Draw upon the resources of the community of faith. Another cornerstone of resilience in the psychological literature is social support. Many people tend to withdraw from relationships in the midst of stress and trauma, and this withdrawal reduces their ability to cope effectively. As Christians we belong to a Body. Imperfect as it is, the Church can be a source of great comfort and healing in hard times.
Engage in service to others. There are few antidotes for stress more effective than choosing to serve others in the midst of our own pain and suffering. There is a healing and renewing perspective that comes from serving those in greater need than oneself that even the secular literature on stress affirms.
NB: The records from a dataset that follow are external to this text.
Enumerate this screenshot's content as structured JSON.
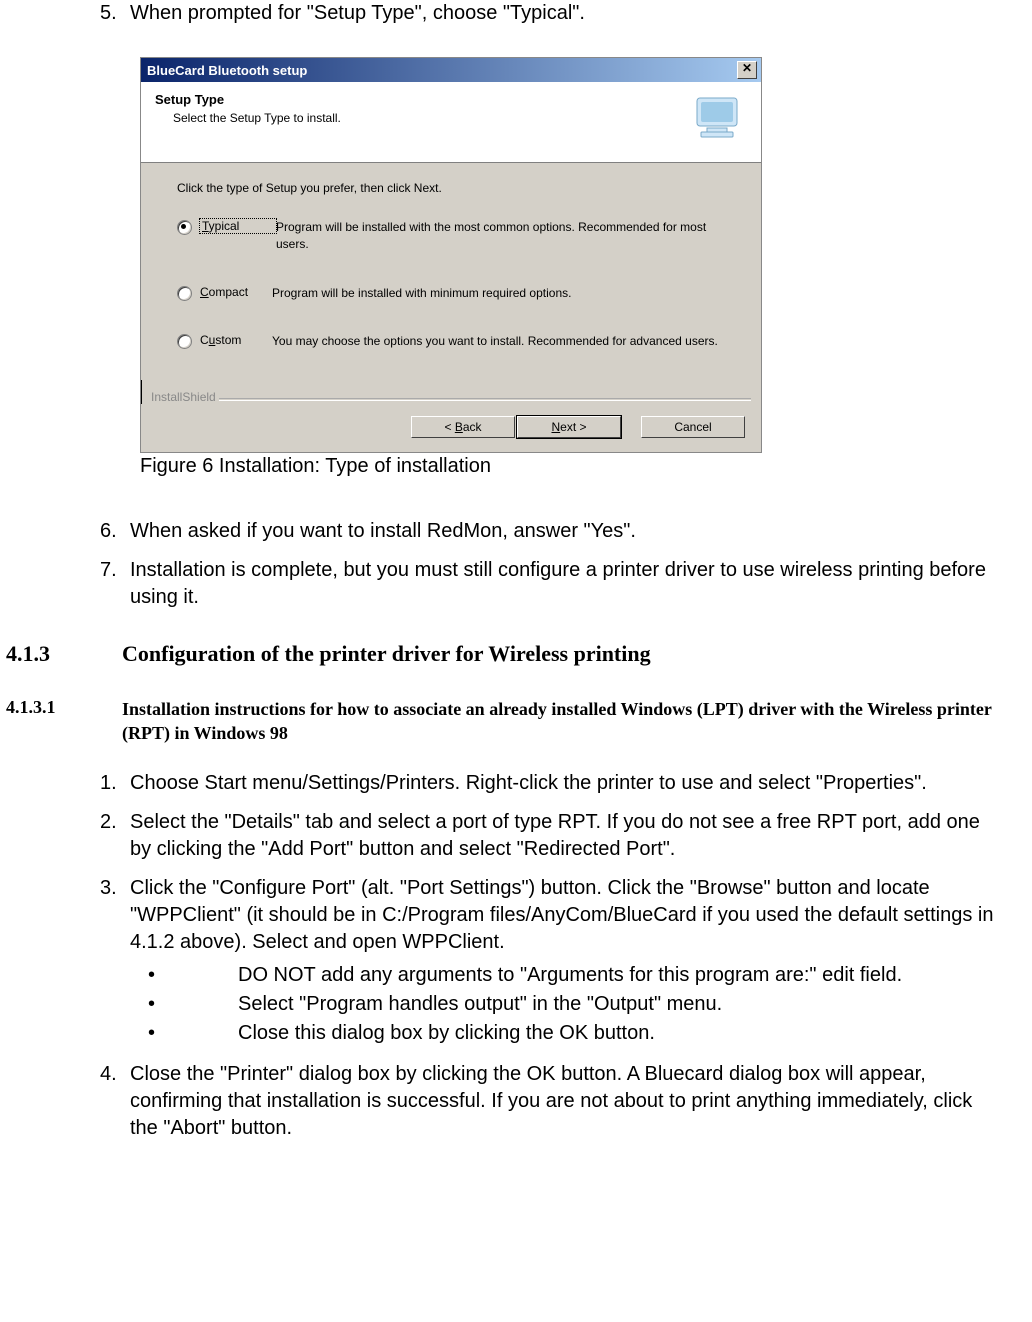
{
  "doc": {
    "step5": {
      "num": "5.",
      "text": "When prompted for \"Setup Type\", choose \"Typical\"."
    },
    "figcaption": "Figure 6 Installation: Type of installation",
    "step6": {
      "num": "6.",
      "text": "When asked if you want to install RedMon, answer \"Yes\"."
    },
    "step7": {
      "num": "7.",
      "text": "Installation is complete, but you must still configure a printer driver to use wireless printing before using it."
    },
    "h3": {
      "num": "4.1.3",
      "text": "Configuration of the printer driver for Wireless printing"
    },
    "h4": {
      "num": "4.1.3.1",
      "text": "Installation instructions for how to associate an already installed Windows (LPT) driver with the Wireless printer (RPT) in Windows 98"
    },
    "s2": {
      "i1": {
        "num": "1.",
        "text": "Choose Start menu/Settings/Printers. Right-click the printer to use and select \"Properties\"."
      },
      "i2": {
        "num": "2.",
        "text": "Select the \"Details\" tab and select a port of type RPT. If you do not see a free RPT port, add one by clicking the \"Add Port\" button and select \"Redirected Port\"."
      },
      "i3": {
        "num": "3.",
        "text": "Click the \"Configure Port\" (alt. \"Port Settings\") button. Click the \"Browse\" button and locate \"WPPClient\" (it should be in C:/Program files/AnyCom/BlueCard if you used the default settings in 4.1.2 above). Select and open WPPClient.",
        "b1": "DO NOT add any arguments to \"Arguments for this program are:\" edit field.",
        "b2": "Select \"Program handles output\" in the \"Output\" menu.",
        "b3": "Close this dialog box by clicking the OK button."
      },
      "i4": {
        "num": "4.",
        "text": "Close the \"Printer\" dialog box by clicking the OK button. A  Bluecard dialog box will appear, confirming that installation is successful. If you are not about to print anything immediately, click the \"Abort\" button."
      }
    }
  },
  "win": {
    "title": "BlueCard Bluetooth setup",
    "header": {
      "title": "Setup Type",
      "sub": "Select the Setup Type to install."
    },
    "intro": "Click the type of Setup you prefer, then click Next.",
    "options": {
      "typical": {
        "label_pre": "T",
        "label_rest": "ypical",
        "desc": "Program will be installed with the most common options.  Recommended for most users."
      },
      "compact": {
        "label_pre": "C",
        "label_rest": "ompact",
        "desc": "Program will be installed with minimum required options."
      },
      "custom": {
        "label_pre": "C",
        "label_rest": "ustom",
        "label_prefix_plain": "C",
        "desc": "You may choose the options you want to install. Recommended for advanced users."
      }
    },
    "shield": "InstallShield",
    "buttons": {
      "back": {
        "lt": "< ",
        "ul": "B",
        "rest": "ack"
      },
      "next": {
        "ul": "N",
        "rest": "ext >"
      },
      "cancel": "Cancel"
    }
  }
}
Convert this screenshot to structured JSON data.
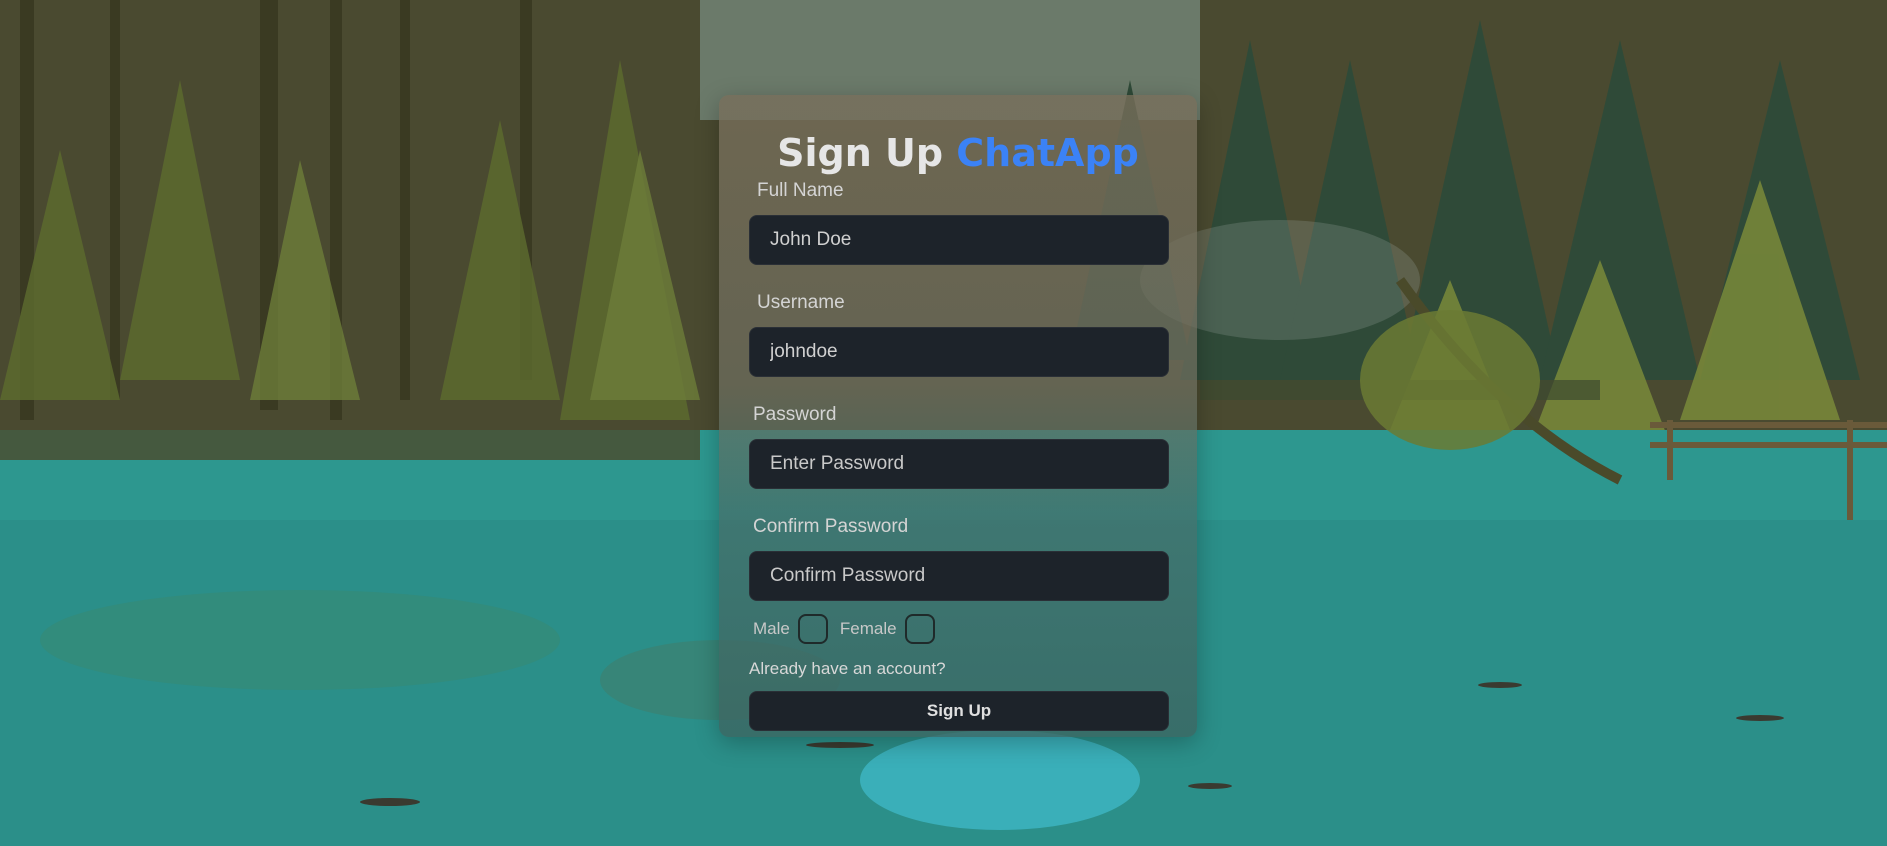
{
  "form": {
    "title": "Sign Up",
    "title_accent": "ChatApp",
    "fullname_label": "Full Name",
    "fullname_value": "John Doe",
    "username_label": "Username",
    "username_value": "johndoe",
    "password_label": "Password",
    "password_placeholder": "Enter Password",
    "confirm_label": "Confirm Password",
    "confirm_placeholder": "Confirm Password",
    "gender_male": "Male",
    "gender_female": "Female",
    "login_link": "Already have an account?",
    "submit_label": "Sign Up"
  },
  "colors": {
    "accent": "#3b82f6",
    "input_bg": "#1d232a"
  },
  "background": {
    "description_icon": "forest-lake-photo"
  }
}
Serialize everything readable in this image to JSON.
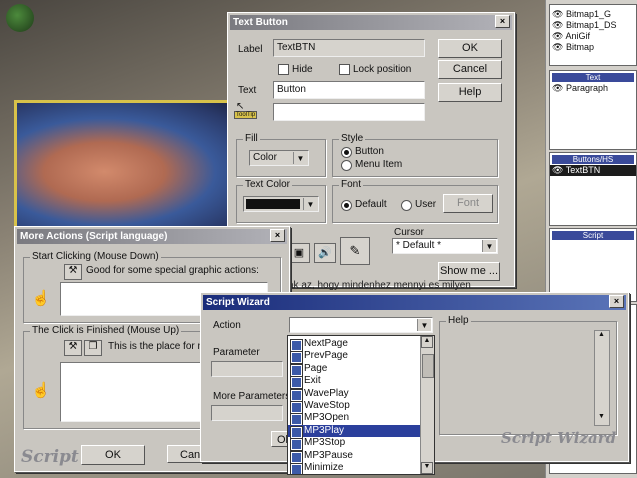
{
  "ribbon": {
    "items": [
      "Bitmap1_G",
      "Bitmap1_DS",
      "AniGif",
      "Bitmap"
    ]
  },
  "props_panels": {
    "text_header": "Text",
    "text_item": "Paragraph",
    "buttons_header": "Buttons/HS",
    "buttons_item": "TextBTN",
    "script_header": "Script"
  },
  "text_button": {
    "title": "Text Button",
    "label_caption": "Label",
    "label_value": "TextBTN",
    "hide": "Hide",
    "lock_position": "Lock position",
    "text_caption": "Text",
    "text_value": "Button",
    "tooltip": "ToolTip",
    "ok": "OK",
    "cancel": "Cancel",
    "help": "Help",
    "fill_group": "Fill",
    "fill_select": "Color",
    "style_group": "Style",
    "style_button": "Button",
    "style_menu_item": "Menu Item",
    "text_color_group": "Text Color",
    "font_group": "Font",
    "font_default": "Default",
    "font_user": "User",
    "font_button": "Font",
    "cursor_caption": "Cursor",
    "cursor_value": "* Default *",
    "show_me": "Show me ..."
  },
  "more_actions": {
    "title": "More Actions (Script language)",
    "start_group": "Start Clicking (Mouse Down)",
    "start_desc": "Good for some special graphic actions:",
    "finish_group": "The Click is Finished (Mouse Up)",
    "finish_desc": "This is the place for mo",
    "ok": "OK",
    "cancel": "Cance",
    "watermark": "Script"
  },
  "background_text": "ak az, hogy mindenhez mennyi es milyen",
  "script_wizard": {
    "title": "Script Wizard",
    "action_caption": "Action",
    "parameter_caption": "Parameter",
    "more_parameters_caption": "More Parameters:",
    "ok_partial": "Ol",
    "help_caption": "Help",
    "watermark": "Script Wizard",
    "actions": [
      "NextPage",
      "PrevPage",
      "Page",
      "Exit",
      "WavePlay",
      "WaveStop",
      "MP3Open",
      "MP3Play",
      "MP3Stop",
      "MP3Pause",
      "Minimize"
    ],
    "selected_action": "MP3Play"
  }
}
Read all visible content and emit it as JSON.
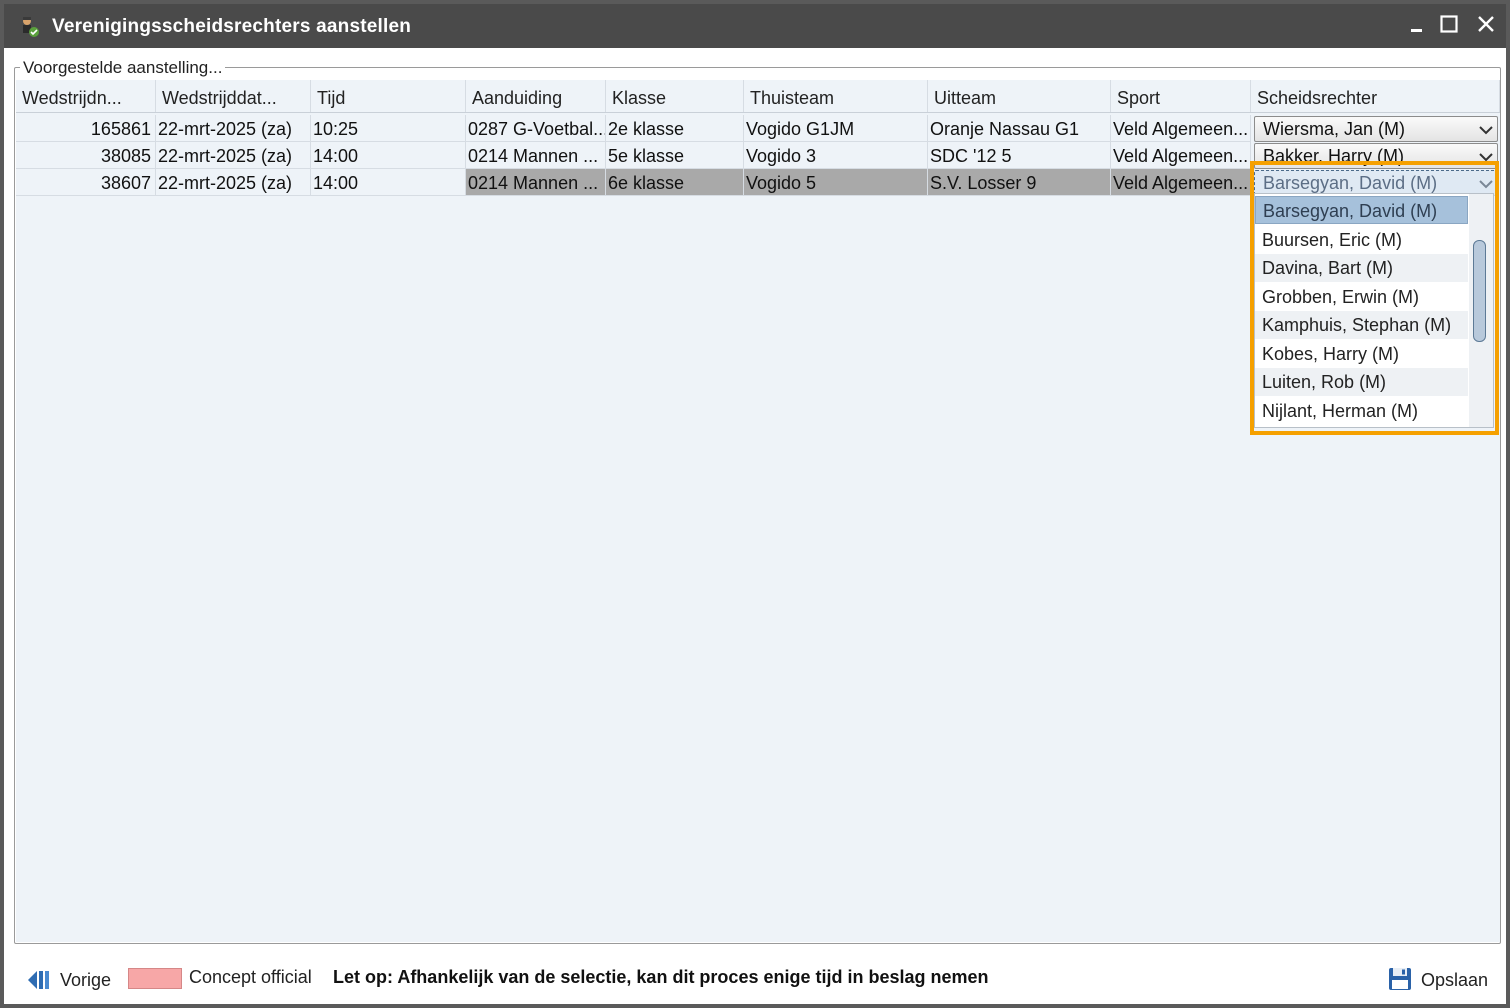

I believe that the Apostle Paul was thinking of faith as a foundation for resilience when he wrote these encouraging words to Timothy: "For God has not given us a spirit of fear, but a spirit of power, love and a sound mind." We have been given power to respond effectively to stressful circumstances, love to connect with the people of God and to serve others, and a sound mind to adopt healthy habits of thinking about ourselves and the setbacks we all face. These are gifts of faith that build resilience as we face the inevitable earthquakes in our lives.
Suggestions for further reading:
Backus, William and Chapian, Marie. Telling Yourself the Truth. Bethany House, 2000.
Burns, David and Beck, Aaron. Feeling Good: A Guide to the New Mood Therapy. Harper Collins, 1999.
Seligman, Martin. Learned Optimism: How to Change Your Mind and Your Life. Simon & Schuster, 1998.
Seligman, Martin. What You Can Change ... and What You Can't. Fawcett Books, 1993.
Nathan Brown's experience with earthquakes and resilience is not merely academic. In 1994, just as he and his family were in the process of moving from California to Seattle, the San Fernando quake severely damaged his own home, rendering it uninhabitable. He describes the process of coping with this disaster, and his family's subsequent journey to the Northwest, as "God's interesting way of nudging me onto an unexpected path that ultimately led to a new calling at SPU."
Today, Brown is dean of the new School of Psychology, Family and Community at Seattle Pacific University. A faculty member at Seattle Pacific since 1996, he led the development of the doctoral program in clinical psychology, the first Ph.D. offered in the University's history.
Brown holds a master's degree in theology as well as a doctorate in clinical psychology from Fuller Seminary's Graduate School of Psychology. His clinical specialties include the treatment of anxiety, depression and stress-related conditions. He is also active in research, and is currently involved in a project in India investigating the cross-cultural aspects of stress and burnout in the fields of ministry and missions.